Note each line in the data holding the string "title" and report it.
Start of EXERCISE DATA
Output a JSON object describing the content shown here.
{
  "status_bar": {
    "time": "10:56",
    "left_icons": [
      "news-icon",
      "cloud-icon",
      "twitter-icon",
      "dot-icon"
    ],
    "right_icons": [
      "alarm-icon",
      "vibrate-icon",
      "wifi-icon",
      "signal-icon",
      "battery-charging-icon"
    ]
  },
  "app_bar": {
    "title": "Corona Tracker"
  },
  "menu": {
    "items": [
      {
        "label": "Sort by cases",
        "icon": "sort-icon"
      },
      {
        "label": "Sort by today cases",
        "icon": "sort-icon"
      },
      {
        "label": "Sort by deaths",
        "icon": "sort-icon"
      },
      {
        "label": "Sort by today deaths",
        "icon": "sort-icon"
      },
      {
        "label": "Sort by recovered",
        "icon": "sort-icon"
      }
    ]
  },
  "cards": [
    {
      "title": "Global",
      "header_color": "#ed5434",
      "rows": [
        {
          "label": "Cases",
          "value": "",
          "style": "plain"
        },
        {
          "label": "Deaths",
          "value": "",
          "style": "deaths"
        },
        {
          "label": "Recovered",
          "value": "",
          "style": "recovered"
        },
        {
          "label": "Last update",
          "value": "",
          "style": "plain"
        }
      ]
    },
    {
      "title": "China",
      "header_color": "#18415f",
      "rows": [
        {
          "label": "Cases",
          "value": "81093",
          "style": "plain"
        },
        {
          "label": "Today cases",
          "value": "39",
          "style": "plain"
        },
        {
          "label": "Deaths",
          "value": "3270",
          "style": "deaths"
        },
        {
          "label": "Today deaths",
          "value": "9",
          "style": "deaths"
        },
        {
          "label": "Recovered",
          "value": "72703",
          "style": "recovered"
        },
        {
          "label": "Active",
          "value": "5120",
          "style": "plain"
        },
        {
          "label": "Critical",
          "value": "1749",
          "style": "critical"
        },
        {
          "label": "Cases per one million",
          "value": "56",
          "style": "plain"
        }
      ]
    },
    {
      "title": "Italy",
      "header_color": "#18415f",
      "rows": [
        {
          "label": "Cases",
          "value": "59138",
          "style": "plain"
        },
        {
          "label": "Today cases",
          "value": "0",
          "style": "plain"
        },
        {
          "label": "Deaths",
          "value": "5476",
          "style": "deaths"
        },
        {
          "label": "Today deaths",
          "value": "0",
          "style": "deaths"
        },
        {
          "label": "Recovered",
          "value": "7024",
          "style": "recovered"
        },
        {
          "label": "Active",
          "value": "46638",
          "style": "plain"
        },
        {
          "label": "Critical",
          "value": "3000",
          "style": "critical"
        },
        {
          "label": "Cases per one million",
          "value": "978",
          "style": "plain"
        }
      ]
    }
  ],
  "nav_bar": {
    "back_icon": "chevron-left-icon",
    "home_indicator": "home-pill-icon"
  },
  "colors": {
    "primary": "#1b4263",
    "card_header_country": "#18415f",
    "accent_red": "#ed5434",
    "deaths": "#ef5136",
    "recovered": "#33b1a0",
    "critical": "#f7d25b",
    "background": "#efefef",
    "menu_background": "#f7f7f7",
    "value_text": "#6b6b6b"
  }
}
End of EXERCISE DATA
_ANSWER_
    "title": "Corona Tracker"
      "title": "Global",
      "title": "China",
      "title": "Italy",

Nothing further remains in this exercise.